--- Assignment ---
Print the whole listing again, exactly as it stands.
++++++
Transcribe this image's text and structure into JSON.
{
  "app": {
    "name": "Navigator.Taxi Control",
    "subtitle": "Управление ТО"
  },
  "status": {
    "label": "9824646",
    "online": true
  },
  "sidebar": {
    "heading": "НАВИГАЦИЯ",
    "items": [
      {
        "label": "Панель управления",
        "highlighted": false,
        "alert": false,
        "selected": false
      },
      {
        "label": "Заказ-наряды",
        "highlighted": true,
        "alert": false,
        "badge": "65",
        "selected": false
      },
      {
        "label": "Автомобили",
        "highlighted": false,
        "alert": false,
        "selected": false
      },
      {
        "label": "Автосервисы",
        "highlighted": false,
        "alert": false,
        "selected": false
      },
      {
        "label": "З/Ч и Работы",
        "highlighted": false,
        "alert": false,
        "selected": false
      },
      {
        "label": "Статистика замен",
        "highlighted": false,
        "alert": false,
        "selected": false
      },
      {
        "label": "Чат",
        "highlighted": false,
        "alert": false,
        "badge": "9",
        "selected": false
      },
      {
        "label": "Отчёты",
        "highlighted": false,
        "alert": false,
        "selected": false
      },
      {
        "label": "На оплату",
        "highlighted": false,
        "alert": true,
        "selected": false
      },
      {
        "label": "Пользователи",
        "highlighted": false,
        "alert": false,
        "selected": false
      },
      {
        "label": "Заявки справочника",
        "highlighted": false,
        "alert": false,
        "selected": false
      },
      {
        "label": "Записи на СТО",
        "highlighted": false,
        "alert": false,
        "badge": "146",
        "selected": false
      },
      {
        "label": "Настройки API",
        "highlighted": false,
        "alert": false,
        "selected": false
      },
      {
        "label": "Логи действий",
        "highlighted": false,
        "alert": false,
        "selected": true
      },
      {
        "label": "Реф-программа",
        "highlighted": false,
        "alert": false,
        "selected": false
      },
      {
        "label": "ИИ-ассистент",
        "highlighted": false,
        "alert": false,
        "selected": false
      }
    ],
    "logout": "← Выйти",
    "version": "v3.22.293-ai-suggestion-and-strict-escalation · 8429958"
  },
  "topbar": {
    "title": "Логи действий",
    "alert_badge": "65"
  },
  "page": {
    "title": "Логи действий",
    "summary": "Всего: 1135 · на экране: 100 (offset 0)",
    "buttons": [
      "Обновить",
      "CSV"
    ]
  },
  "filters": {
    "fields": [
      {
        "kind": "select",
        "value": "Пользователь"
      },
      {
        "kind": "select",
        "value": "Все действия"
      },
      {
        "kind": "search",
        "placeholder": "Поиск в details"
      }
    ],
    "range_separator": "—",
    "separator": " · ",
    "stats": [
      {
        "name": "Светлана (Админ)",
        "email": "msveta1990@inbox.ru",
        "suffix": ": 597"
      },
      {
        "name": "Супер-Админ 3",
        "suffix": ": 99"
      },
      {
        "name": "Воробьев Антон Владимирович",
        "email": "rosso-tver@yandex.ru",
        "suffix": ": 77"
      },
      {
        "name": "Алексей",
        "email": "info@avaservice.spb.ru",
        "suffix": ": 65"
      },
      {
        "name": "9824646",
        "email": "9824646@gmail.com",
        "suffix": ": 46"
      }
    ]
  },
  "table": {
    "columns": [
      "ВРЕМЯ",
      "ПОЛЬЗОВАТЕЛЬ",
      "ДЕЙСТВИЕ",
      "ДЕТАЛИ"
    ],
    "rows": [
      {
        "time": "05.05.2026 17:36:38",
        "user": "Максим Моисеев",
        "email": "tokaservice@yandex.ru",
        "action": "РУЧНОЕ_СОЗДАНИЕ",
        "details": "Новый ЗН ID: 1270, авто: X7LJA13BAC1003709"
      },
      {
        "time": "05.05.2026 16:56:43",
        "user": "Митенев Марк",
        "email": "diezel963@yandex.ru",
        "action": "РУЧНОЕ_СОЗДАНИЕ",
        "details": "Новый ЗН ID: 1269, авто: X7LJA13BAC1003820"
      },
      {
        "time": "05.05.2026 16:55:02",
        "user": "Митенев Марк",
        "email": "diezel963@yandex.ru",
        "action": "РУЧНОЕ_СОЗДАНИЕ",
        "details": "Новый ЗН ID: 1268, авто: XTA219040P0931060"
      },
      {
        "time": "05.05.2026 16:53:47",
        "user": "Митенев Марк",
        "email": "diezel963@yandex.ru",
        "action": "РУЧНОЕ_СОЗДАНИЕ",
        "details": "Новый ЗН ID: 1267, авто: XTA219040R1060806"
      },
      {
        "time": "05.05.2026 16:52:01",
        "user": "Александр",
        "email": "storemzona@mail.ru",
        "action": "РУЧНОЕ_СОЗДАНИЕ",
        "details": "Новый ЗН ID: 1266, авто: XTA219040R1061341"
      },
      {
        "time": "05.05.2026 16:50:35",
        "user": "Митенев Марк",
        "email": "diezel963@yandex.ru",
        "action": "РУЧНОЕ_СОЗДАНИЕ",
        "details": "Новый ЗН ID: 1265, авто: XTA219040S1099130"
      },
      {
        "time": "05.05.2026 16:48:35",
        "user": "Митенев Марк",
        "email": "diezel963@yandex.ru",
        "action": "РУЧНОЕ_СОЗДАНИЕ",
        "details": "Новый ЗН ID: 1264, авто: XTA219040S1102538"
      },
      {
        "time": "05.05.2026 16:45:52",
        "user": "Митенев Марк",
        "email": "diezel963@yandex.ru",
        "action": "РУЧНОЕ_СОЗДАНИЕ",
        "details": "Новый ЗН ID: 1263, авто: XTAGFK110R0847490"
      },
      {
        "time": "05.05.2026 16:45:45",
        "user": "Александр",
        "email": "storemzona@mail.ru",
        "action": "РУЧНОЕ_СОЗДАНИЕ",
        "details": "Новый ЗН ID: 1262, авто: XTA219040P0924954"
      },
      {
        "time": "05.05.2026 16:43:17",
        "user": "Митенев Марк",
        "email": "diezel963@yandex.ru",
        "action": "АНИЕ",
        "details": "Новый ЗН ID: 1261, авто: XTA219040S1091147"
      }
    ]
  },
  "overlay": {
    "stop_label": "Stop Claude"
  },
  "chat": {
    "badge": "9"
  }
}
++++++
--- Response area ---
Transcribe this image's text and structure into JSON.
{
  "app": {
    "name": "Navigator.Taxi Control",
    "subtitle": "Управление ТО"
  },
  "status": {
    "label": "9824646",
    "online": true
  },
  "sidebar": {
    "heading": "НАВИГАЦИЯ",
    "items": [
      {
        "label": "Панель управления",
        "highlighted": false,
        "alert": false,
        "selected": false
      },
      {
        "label": "Заказ-наряды",
        "highlighted": true,
        "alert": false,
        "badge": "65",
        "selected": false
      },
      {
        "label": "Автомобили",
        "highlighted": false,
        "alert": false,
        "selected": false
      },
      {
        "label": "Автосервисы",
        "highlighted": false,
        "alert": false,
        "selected": false
      },
      {
        "label": "З/Ч и Работы",
        "highlighted": false,
        "alert": false,
        "selected": false
      },
      {
        "label": "Статистика замен",
        "highlighted": false,
        "alert": false,
        "selected": false
      },
      {
        "label": "Чат",
        "highlighted": false,
        "alert": false,
        "badge": "9",
        "selected": false
      },
      {
        "label": "Отчёты",
        "highlighted": false,
        "alert": false,
        "selected": false
      },
      {
        "label": "На оплату",
        "highlighted": false,
        "alert": true,
        "selected": false
      },
      {
        "label": "Пользователи",
        "highlighted": false,
        "alert": false,
        "selected": false
      },
      {
        "label": "Заявки справочника",
        "highlighted": false,
        "alert": false,
        "selected": false
      },
      {
        "label": "Записи на СТО",
        "highlighted": false,
        "alert": false,
        "badge": "146",
        "selected": false
      },
      {
        "label": "Настройки API",
        "highlighted": false,
        "alert": false,
        "selected": false
      },
      {
        "label": "Логи действий",
        "highlighted": false,
        "alert": false,
        "selected": true
      },
      {
        "label": "Реф-программа",
        "highlighted": false,
        "alert": false,
        "selected": false
      },
      {
        "label": "ИИ-ассистент",
        "highlighted": false,
        "alert": false,
        "selected": false
      }
    ],
    "logout": "← Выйти",
    "version": "v3.22.293-ai-suggestion-and-strict-escalation · 8429958"
  },
  "topbar": {
    "title": "Логи действий",
    "alert_badge": "65"
  },
  "page": {
    "title": "Логи действий",
    "summary": "Всего: 1135 · на экране: 100 (offset 0)",
    "buttons": [
      "Обновить",
      "CSV"
    ]
  },
  "filters": {
    "fields": [
      {
        "kind": "select",
        "value": "Пользователь"
      },
      {
        "kind": "select",
        "value": "Все действия"
      },
      {
        "kind": "search",
        "placeholder": "Поиск в details"
      }
    ],
    "range_separator": "—",
    "separator": " · ",
    "stats": [
      {
        "name": "Светлана (Админ)",
        "email": "msveta1990@inbox.ru",
        "suffix": ": 597"
      },
      {
        "name": "Супер-Админ 3",
        "suffix": ": 99"
      },
      {
        "name": "Воробьев Антон Владимирович",
        "email": "rosso-tver@yandex.ru",
        "suffix": ": 77"
      },
      {
        "name": "Алексей",
        "email": "info@avaservice.spb.ru",
        "suffix": ": 65"
      },
      {
        "name": "9824646",
        "email": "9824646@gmail.com",
        "suffix": ": 46"
      }
    ]
  },
  "table": {
    "columns": [
      "ВРЕМЯ",
      "ПОЛЬЗОВАТЕЛЬ",
      "ДЕЙСТВИЕ",
      "ДЕТАЛИ"
    ],
    "rows": [
      {
        "time": "05.05.2026 17:36:38",
        "user": "Максим Моисеев",
        "email": "tokaservice@yandex.ru",
        "action": "РУЧНОЕ_СОЗДАНИЕ",
        "details": "Новый ЗН ID: 1270, авто: X7LJA13BAC1003709"
      },
      {
        "time": "05.05.2026 16:56:43",
        "user": "Митенев Марк",
        "email": "diezel963@yandex.ru",
        "action": "РУЧНОЕ_СОЗДАНИЕ",
        "details": "Новый ЗН ID: 1269, авто: X7LJA13BAC1003820"
      },
      {
        "time": "05.05.2026 16:55:02",
        "user": "Митенев Марк",
        "email": "diezel963@yandex.ru",
        "action": "РУЧНОЕ_СОЗДАНИЕ",
        "details": "Новый ЗН ID: 1268, авто: XTA219040P0931060"
      },
      {
        "time": "05.05.2026 16:53:47",
        "user": "Митенев Марк",
        "email": "diezel963@yandex.ru",
        "action": "РУЧНОЕ_СОЗДАНИЕ",
        "details": "Новый ЗН ID: 1267, авто: XTA219040R1060806"
      },
      {
        "time": "05.05.2026 16:52:01",
        "user": "Александр",
        "email": "storemzona@mail.ru",
        "action": "РУЧНОЕ_СОЗДАНИЕ",
        "details": "Новый ЗН ID: 1266, авто: XTA219040R1061341"
      },
      {
        "time": "05.05.2026 16:50:35",
        "user": "Митенев Марк",
        "email": "diezel963@yandex.ru",
        "action": "РУЧНОЕ_СОЗДАНИЕ",
        "details": "Новый ЗН ID: 1265, авто: XTA219040S1099130"
      },
      {
        "time": "05.05.2026 16:48:35",
        "user": "Митенев Марк",
        "email": "diezel963@yandex.ru",
        "action": "РУЧНОЕ_СОЗДАНИЕ",
        "details": "Новый ЗН ID: 1264, авто: XTA219040S1102538"
      },
      {
        "time": "05.05.2026 16:45:52",
        "user": "Митенев Марк",
        "email": "diezel963@yandex.ru",
        "action": "РУЧНОЕ_СОЗДАНИЕ",
        "details": "Новый ЗН ID: 1263, авто: XTAGFK110R0847490"
      },
      {
        "time": "05.05.2026 16:45:45",
        "user": "Александр",
        "email": "storemzona@mail.ru",
        "action": "РУЧНОЕ_СОЗДАНИЕ",
        "details": "Новый ЗН ID: 1262, авто: XTA219040P0924954"
      },
      {
        "time": "05.05.2026 16:43:17",
        "user": "Митенев Марк",
        "email": "diezel963@yandex.ru",
        "action": "АНИЕ",
        "details": "Новый ЗН ID: 1261, авто: XTA219040S1091147"
      }
    ]
  },
  "overlay": {
    "stop_label": "Stop Claude"
  },
  "chat": {
    "badge": "9"
  }
}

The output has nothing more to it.